RECORD SET Block Start
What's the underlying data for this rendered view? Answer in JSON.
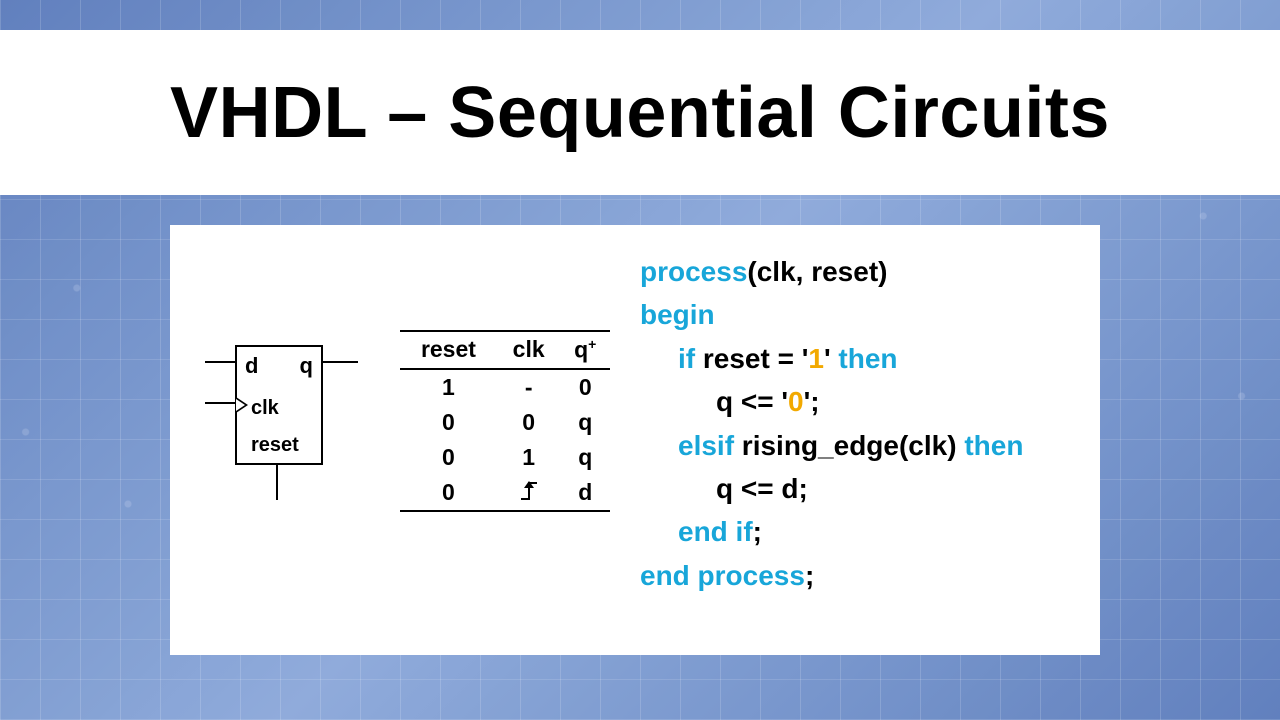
{
  "title": "VHDL – Sequential Circuits",
  "schematic": {
    "d": "d",
    "q": "q",
    "clk": "clk",
    "reset": "reset"
  },
  "truth_table": {
    "headers": {
      "reset": "reset",
      "clk": "clk",
      "qplus_base": "q",
      "qplus_sup": "+"
    },
    "rows": [
      {
        "reset": "1",
        "clk": "-",
        "q": "0"
      },
      {
        "reset": "0",
        "clk": "0",
        "q": "q"
      },
      {
        "reset": "0",
        "clk": "1",
        "q": "q"
      },
      {
        "reset": "0",
        "clk": "edge",
        "q": "d"
      }
    ]
  },
  "code": {
    "kw_process": "process",
    "sensitivity": "(clk, reset)",
    "kw_begin": "begin",
    "kw_if": "if",
    "cond_reset_pre": " reset = '",
    "lit_one": "1",
    "cond_reset_post": "' ",
    "kw_then": "then",
    "assign_q_pre": "q <= '",
    "lit_zero": "0",
    "assign_q_post": "';",
    "kw_elsif": "elsif",
    "cond_rise": " rising_edge(clk) ",
    "assign_q_d": "q <= d;",
    "kw_endif": "end if",
    "semi": ";",
    "kw_endprocess": "end process"
  }
}
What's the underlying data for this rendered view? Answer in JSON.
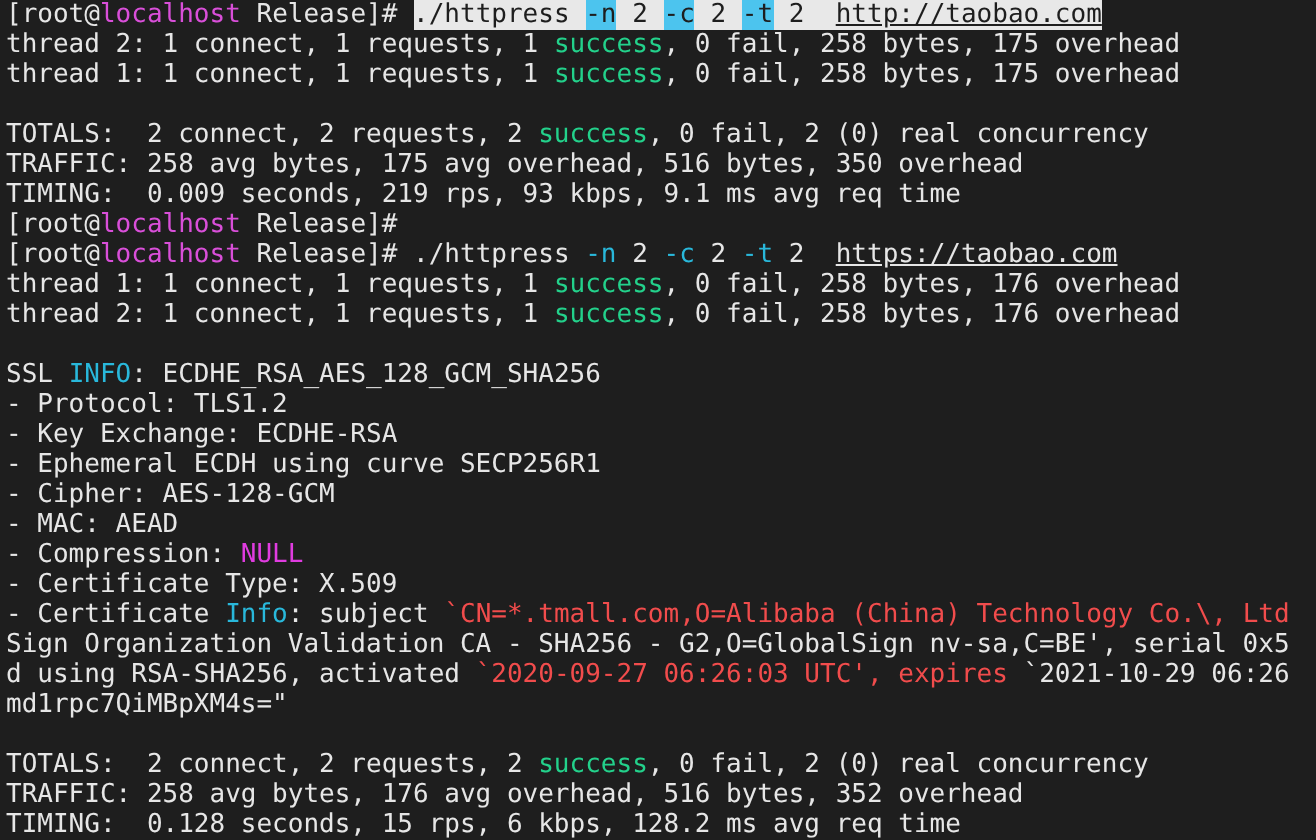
{
  "terminal": {
    "lines": [
      {
        "kind": "text",
        "segments": [
          {
            "text": "[root@",
            "kind": "plain"
          },
          {
            "text": "localhost",
            "kind": "host"
          },
          {
            "text": " Release]# ",
            "kind": "plain"
          },
          {
            "text": "./httpress ",
            "kind": "selected"
          },
          {
            "text": "-n",
            "kind": "selected-flag"
          },
          {
            "text": " 2 ",
            "kind": "selected"
          },
          {
            "text": "-c",
            "kind": "selected-flag"
          },
          {
            "text": " 2 ",
            "kind": "selected"
          },
          {
            "text": "-t",
            "kind": "selected-flag"
          },
          {
            "text": " 2  ",
            "kind": "selected"
          },
          {
            "text": "http://taobao.com",
            "kind": "selected-url"
          }
        ]
      },
      {
        "kind": "text",
        "segments": [
          {
            "text": "thread 2: 1 connect, 1 requests, 1 ",
            "kind": "plain"
          },
          {
            "text": "success",
            "kind": "success"
          },
          {
            "text": ", 0 fail, 258 bytes, 175 overhead",
            "kind": "plain"
          }
        ]
      },
      {
        "kind": "text",
        "segments": [
          {
            "text": "thread 1: 1 connect, 1 requests, 1 ",
            "kind": "plain"
          },
          {
            "text": "success",
            "kind": "success"
          },
          {
            "text": ", 0 fail, 258 bytes, 175 overhead",
            "kind": "plain"
          }
        ]
      },
      {
        "kind": "blank"
      },
      {
        "kind": "text",
        "segments": [
          {
            "text": "TOTALS:  2 connect, 2 requests, 2 ",
            "kind": "plain"
          },
          {
            "text": "success",
            "kind": "success"
          },
          {
            "text": ", 0 fail, 2 (0) real concurrency",
            "kind": "plain"
          }
        ]
      },
      {
        "kind": "text",
        "segments": [
          {
            "text": "TRAFFIC: 258 avg bytes, 175 avg overhead, 516 bytes, 350 overhead",
            "kind": "plain"
          }
        ]
      },
      {
        "kind": "text",
        "segments": [
          {
            "text": "TIMING:  0.009 seconds, 219 rps, 93 kbps, 9.1 ms avg req time",
            "kind": "plain"
          }
        ]
      },
      {
        "kind": "text",
        "segments": [
          {
            "text": "[root@",
            "kind": "plain"
          },
          {
            "text": "localhost",
            "kind": "host"
          },
          {
            "text": " Release]#",
            "kind": "plain"
          }
        ]
      },
      {
        "kind": "text",
        "segments": [
          {
            "text": "[root@",
            "kind": "plain"
          },
          {
            "text": "localhost",
            "kind": "host"
          },
          {
            "text": " Release]# ./httpress ",
            "kind": "plain"
          },
          {
            "text": "-n",
            "kind": "flag"
          },
          {
            "text": " 2 ",
            "kind": "plain"
          },
          {
            "text": "-c",
            "kind": "flag"
          },
          {
            "text": " 2 ",
            "kind": "plain"
          },
          {
            "text": "-t",
            "kind": "flag"
          },
          {
            "text": " 2  ",
            "kind": "plain"
          },
          {
            "text": "https://taobao.com",
            "kind": "url"
          }
        ]
      },
      {
        "kind": "text",
        "segments": [
          {
            "text": "thread 1: 1 connect, 1 requests, 1 ",
            "kind": "plain"
          },
          {
            "text": "success",
            "kind": "success"
          },
          {
            "text": ", 0 fail, 258 bytes, 176 overhead",
            "kind": "plain"
          }
        ]
      },
      {
        "kind": "text",
        "segments": [
          {
            "text": "thread 2: 1 connect, 1 requests, 1 ",
            "kind": "plain"
          },
          {
            "text": "success",
            "kind": "success"
          },
          {
            "text": ", 0 fail, 258 bytes, 176 overhead",
            "kind": "plain"
          }
        ]
      },
      {
        "kind": "blank"
      },
      {
        "kind": "text",
        "segments": [
          {
            "text": "SSL ",
            "kind": "plain"
          },
          {
            "text": "INFO",
            "kind": "info"
          },
          {
            "text": ": ECDHE_RSA_AES_128_GCM_SHA256",
            "kind": "plain"
          }
        ]
      },
      {
        "kind": "text",
        "segments": [
          {
            "text": "- Protocol: TLS1.2",
            "kind": "plain"
          }
        ]
      },
      {
        "kind": "text",
        "segments": [
          {
            "text": "- Key Exchange: ECDHE-RSA",
            "kind": "plain"
          }
        ]
      },
      {
        "kind": "text",
        "segments": [
          {
            "text": "- Ephemeral ECDH using curve SECP256R1",
            "kind": "plain"
          }
        ]
      },
      {
        "kind": "text",
        "segments": [
          {
            "text": "- Cipher: AES-128-GCM",
            "kind": "plain"
          }
        ]
      },
      {
        "kind": "text",
        "segments": [
          {
            "text": "- MAC: AEAD",
            "kind": "plain"
          }
        ]
      },
      {
        "kind": "text",
        "segments": [
          {
            "text": "- Compression: ",
            "kind": "plain"
          },
          {
            "text": "NULL",
            "kind": "null"
          }
        ]
      },
      {
        "kind": "text",
        "segments": [
          {
            "text": "- Certificate Type: X.509",
            "kind": "plain"
          }
        ]
      },
      {
        "kind": "text",
        "segments": [
          {
            "text": "- Certificate ",
            "kind": "plain"
          },
          {
            "text": "Info",
            "kind": "info"
          },
          {
            "text": ": subject ",
            "kind": "plain"
          },
          {
            "text": "`CN=*.tmall.com,O=Alibaba (China) Technology Co.\\, Ltd",
            "kind": "quoted"
          }
        ]
      },
      {
        "kind": "text",
        "segments": [
          {
            "text": "Sign Organization Validation CA - SHA256 - G2,O=GlobalSign nv-sa,C=BE', serial 0x5",
            "kind": "plain"
          }
        ]
      },
      {
        "kind": "text",
        "segments": [
          {
            "text": "d using RSA-SHA256, activated ",
            "kind": "plain"
          },
          {
            "text": "`2020-09-27 06:26:03 UTC', expires ",
            "kind": "quoted"
          },
          {
            "text": "`2021-10-29 06:26",
            "kind": "plain"
          }
        ]
      },
      {
        "kind": "text",
        "segments": [
          {
            "text": "md1rpc7QiMBpXM4s=\"",
            "kind": "plain"
          }
        ]
      },
      {
        "kind": "blank"
      },
      {
        "kind": "text",
        "segments": [
          {
            "text": "TOTALS:  2 connect, 2 requests, 2 ",
            "kind": "plain"
          },
          {
            "text": "success",
            "kind": "success"
          },
          {
            "text": ", 0 fail, 2 (0) real concurrency",
            "kind": "plain"
          }
        ]
      },
      {
        "kind": "text",
        "segments": [
          {
            "text": "TRAFFIC: 258 avg bytes, 176 avg overhead, 516 bytes, 352 overhead",
            "kind": "plain"
          }
        ]
      },
      {
        "kind": "text",
        "segments": [
          {
            "text": "TIMING:  0.128 seconds, 15 rps, 6 kbps, 128.2 ms avg req time",
            "kind": "plain"
          }
        ]
      }
    ]
  }
}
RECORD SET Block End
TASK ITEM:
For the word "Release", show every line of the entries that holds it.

SOLVED PROBLEM:
            "text": " Release]# ",
            "text": " Release]#",
            "text": " Release]# ./httpress ",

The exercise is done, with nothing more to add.